WHAT IS NEEDED
The following entries are to be repeated exactly, and the pictures are to be left behind.

[Web page and app entries]
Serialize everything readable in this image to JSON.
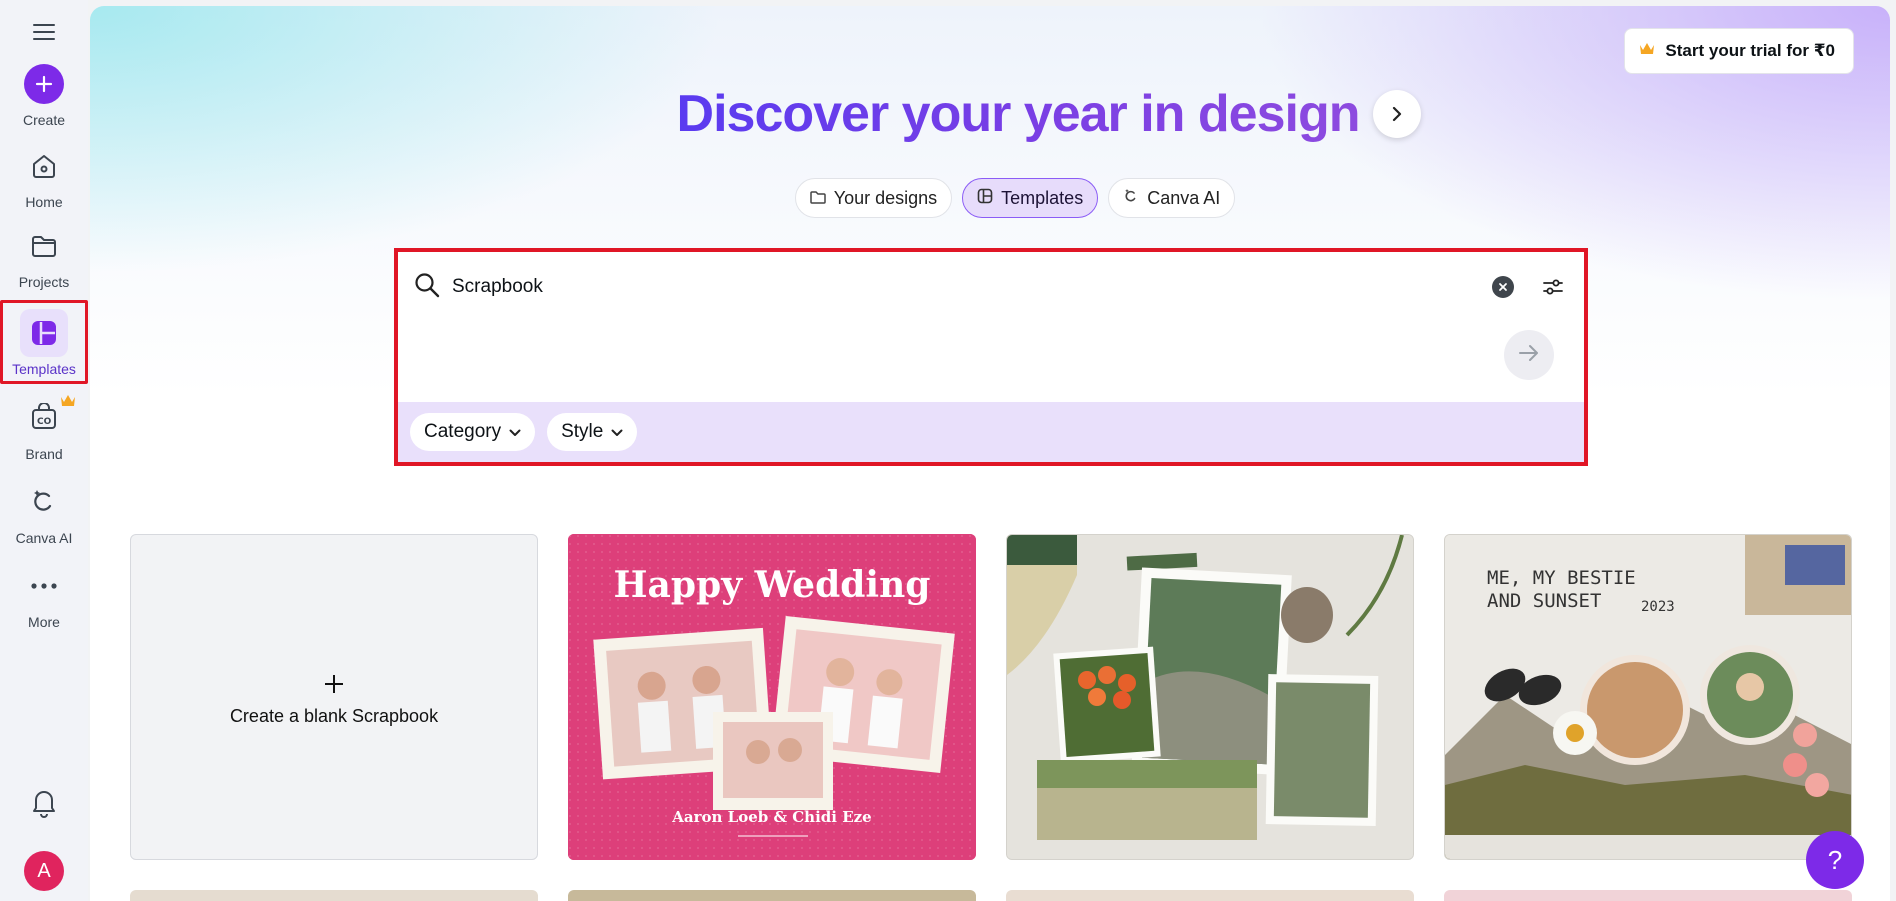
{
  "sidebar": {
    "create_label": "Create",
    "items": [
      {
        "label": "Home"
      },
      {
        "label": "Projects"
      },
      {
        "label": "Templates"
      },
      {
        "label": "Brand"
      },
      {
        "label": "Canva AI"
      },
      {
        "label": "More"
      }
    ],
    "avatar_letter": "A"
  },
  "header": {
    "trial_label": "Start your trial for ₹0",
    "headline": "Discover your year in design"
  },
  "tabs": [
    {
      "label": "Your designs",
      "active": false
    },
    {
      "label": "Templates",
      "active": true
    },
    {
      "label": "Canva AI",
      "active": false
    }
  ],
  "search": {
    "value": "Scrapbook",
    "filters": [
      {
        "label": "Category"
      },
      {
        "label": "Style"
      }
    ]
  },
  "grid": {
    "blank_label": "Create a blank Scrapbook",
    "cards": [
      {
        "title": "Happy Wedding",
        "subtitle": "Aaron Loeb & Chidi Eze"
      },
      {
        "title": ""
      },
      {
        "title": "ME, MY BESTIE\nAND SUNSET",
        "year": "2023"
      }
    ]
  },
  "help_label": "?",
  "colors": {
    "brand": "#7d2ae8",
    "highlight": "#e01626",
    "active_tab_bg": "#e7dcfb",
    "filter_bar": "#e9e0fb"
  }
}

TASK ANSWER
Serialize everything readable in this image to JSON.
{
  "sidebar": {
    "create_label": "Create",
    "items": [
      {
        "label": "Home"
      },
      {
        "label": "Projects"
      },
      {
        "label": "Templates"
      },
      {
        "label": "Brand"
      },
      {
        "label": "Canva AI"
      },
      {
        "label": "More"
      }
    ],
    "avatar_letter": "A"
  },
  "header": {
    "trial_label": "Start your trial for ₹0",
    "headline": "Discover your year in design"
  },
  "tabs": [
    {
      "label": "Your designs",
      "active": false
    },
    {
      "label": "Templates",
      "active": true
    },
    {
      "label": "Canva AI",
      "active": false
    }
  ],
  "search": {
    "value": "Scrapbook",
    "filters": [
      {
        "label": "Category"
      },
      {
        "label": "Style"
      }
    ]
  },
  "grid": {
    "blank_label": "Create a blank Scrapbook",
    "cards": [
      {
        "title": "Happy Wedding",
        "subtitle": "Aaron Loeb & Chidi Eze"
      },
      {
        "title": ""
      },
      {
        "title": "ME, MY BESTIE\nAND SUNSET",
        "year": "2023"
      }
    ]
  },
  "help_label": "?",
  "colors": {
    "brand": "#7d2ae8",
    "highlight": "#e01626",
    "active_tab_bg": "#e7dcfb",
    "filter_bar": "#e9e0fb"
  }
}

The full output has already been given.